Project description:Auxin is an essential regulator for plant development. To elucidate the mechanisms by which auxin regulates plant development, we isolated an Arabidopsis mutant naked pins in yuc mutants 1 (npy1) that develops pin-like inflorescences and fails to initiate any flowers in yuc1 yuc4, a background that is defective in auxin biosynthesis. The phenotypes of npy1 yuc1 yuc4 triple mutants closely resemble those of Arabidopsis mutants pin-formed1 (pin1), pinoid (pid), and monopteros (mp), which are defective in either auxin transport or auxin signaling. NPY1 belongs to a large family of proteins and is homologous to NON-PHOTOTROPIC HYPOCOTYL 3 (NPH3), a BTB/POZ protein that regulates phototropic responses along with the protein kinase PHOT1 (Phototropin 1). We demonstrate that NPY1 works with the protein kinase PID, which is homologous to PHOT1, to regulate auxin-mediated plant development. The npy1 pid double mutants fail to form any cotyledons, a phenotype that is also observed in yuc1 yuc4 pid triple mutants. Interestingly, both auxin-regulated organogenesis and phototropic responses require an auxin response factor (ARF). Disruption of ARF7/NPH4 leads to nonphototropic hypocotyls and arf5/mp forms pin-like inflorescences. Whereas the PHOT1/NPH3 pathway is regulated by light, our data suggest that the PID/NPY1 pathway may be regulated by auxin synthesized by the YUC flavin monooxygenases.
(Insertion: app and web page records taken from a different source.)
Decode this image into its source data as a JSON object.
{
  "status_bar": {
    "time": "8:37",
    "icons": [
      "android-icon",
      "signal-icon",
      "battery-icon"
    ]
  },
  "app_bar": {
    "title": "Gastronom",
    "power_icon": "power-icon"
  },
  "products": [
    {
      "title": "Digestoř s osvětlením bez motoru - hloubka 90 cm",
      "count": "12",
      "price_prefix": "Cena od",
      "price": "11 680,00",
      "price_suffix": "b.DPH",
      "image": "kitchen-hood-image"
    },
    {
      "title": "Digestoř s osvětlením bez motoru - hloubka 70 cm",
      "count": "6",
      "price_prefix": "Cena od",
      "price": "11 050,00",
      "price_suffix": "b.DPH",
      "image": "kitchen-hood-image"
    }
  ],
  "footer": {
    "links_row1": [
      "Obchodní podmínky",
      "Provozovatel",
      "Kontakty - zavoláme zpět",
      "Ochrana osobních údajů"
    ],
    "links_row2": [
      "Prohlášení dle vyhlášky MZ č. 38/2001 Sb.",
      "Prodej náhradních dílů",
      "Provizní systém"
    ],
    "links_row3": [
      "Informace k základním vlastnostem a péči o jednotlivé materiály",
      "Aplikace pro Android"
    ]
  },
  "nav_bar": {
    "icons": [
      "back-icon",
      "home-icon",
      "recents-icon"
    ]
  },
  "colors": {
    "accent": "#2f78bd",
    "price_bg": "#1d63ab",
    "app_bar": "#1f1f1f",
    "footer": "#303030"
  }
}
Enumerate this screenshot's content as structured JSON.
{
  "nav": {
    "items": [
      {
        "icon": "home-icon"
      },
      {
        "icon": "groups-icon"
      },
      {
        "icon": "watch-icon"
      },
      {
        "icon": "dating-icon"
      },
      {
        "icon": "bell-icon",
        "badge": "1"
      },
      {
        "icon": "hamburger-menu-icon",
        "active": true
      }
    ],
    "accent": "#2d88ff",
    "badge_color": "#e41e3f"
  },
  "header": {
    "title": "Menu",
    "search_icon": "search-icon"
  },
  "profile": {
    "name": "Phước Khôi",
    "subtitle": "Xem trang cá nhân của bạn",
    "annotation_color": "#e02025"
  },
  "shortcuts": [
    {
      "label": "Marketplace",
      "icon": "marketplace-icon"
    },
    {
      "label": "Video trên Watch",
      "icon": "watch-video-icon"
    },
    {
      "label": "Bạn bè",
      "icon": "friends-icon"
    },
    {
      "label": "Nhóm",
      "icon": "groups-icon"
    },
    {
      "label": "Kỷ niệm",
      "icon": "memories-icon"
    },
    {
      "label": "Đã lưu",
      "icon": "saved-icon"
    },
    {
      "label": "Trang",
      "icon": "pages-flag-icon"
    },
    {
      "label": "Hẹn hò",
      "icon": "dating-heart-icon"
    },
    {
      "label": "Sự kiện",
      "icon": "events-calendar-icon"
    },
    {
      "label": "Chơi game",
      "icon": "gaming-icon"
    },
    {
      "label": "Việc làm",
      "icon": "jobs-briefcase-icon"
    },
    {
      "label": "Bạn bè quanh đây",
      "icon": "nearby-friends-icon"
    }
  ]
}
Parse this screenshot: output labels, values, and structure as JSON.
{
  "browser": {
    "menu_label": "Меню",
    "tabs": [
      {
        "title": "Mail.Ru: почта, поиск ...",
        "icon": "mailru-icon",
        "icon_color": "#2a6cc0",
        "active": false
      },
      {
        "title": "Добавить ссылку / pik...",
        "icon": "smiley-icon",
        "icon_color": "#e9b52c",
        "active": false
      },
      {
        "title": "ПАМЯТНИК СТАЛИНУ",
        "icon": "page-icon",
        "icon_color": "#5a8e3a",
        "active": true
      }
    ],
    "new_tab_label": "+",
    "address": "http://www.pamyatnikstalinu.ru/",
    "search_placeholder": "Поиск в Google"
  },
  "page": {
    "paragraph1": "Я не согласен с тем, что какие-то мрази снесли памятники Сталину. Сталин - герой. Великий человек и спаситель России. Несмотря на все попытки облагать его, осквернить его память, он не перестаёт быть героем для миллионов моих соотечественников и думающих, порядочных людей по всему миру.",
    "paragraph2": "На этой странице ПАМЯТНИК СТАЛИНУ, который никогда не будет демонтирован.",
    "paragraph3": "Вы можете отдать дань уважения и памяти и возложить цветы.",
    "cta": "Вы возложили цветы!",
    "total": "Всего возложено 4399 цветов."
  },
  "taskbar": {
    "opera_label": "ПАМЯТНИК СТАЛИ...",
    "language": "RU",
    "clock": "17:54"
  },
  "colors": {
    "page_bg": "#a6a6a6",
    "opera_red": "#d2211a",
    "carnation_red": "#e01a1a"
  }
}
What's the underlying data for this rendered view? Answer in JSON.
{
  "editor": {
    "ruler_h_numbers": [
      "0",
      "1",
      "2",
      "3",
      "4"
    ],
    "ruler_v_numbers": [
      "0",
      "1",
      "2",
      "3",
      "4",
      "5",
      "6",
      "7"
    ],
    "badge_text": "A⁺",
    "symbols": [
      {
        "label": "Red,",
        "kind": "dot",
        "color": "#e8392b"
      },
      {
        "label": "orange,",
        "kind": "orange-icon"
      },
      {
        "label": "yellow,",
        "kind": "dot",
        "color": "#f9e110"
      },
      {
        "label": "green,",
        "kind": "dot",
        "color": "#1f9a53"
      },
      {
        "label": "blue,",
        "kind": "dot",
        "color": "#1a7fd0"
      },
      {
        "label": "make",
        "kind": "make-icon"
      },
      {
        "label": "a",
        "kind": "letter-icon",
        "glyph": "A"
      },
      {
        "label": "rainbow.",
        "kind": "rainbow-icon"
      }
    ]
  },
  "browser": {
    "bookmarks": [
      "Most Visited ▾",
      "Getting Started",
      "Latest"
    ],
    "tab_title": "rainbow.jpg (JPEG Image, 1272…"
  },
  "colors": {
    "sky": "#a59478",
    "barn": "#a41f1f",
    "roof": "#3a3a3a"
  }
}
Our findings put YUCs, PID, and NPY1 into a genetic framework for further dissecting the mechanisms of auxin action in plant development.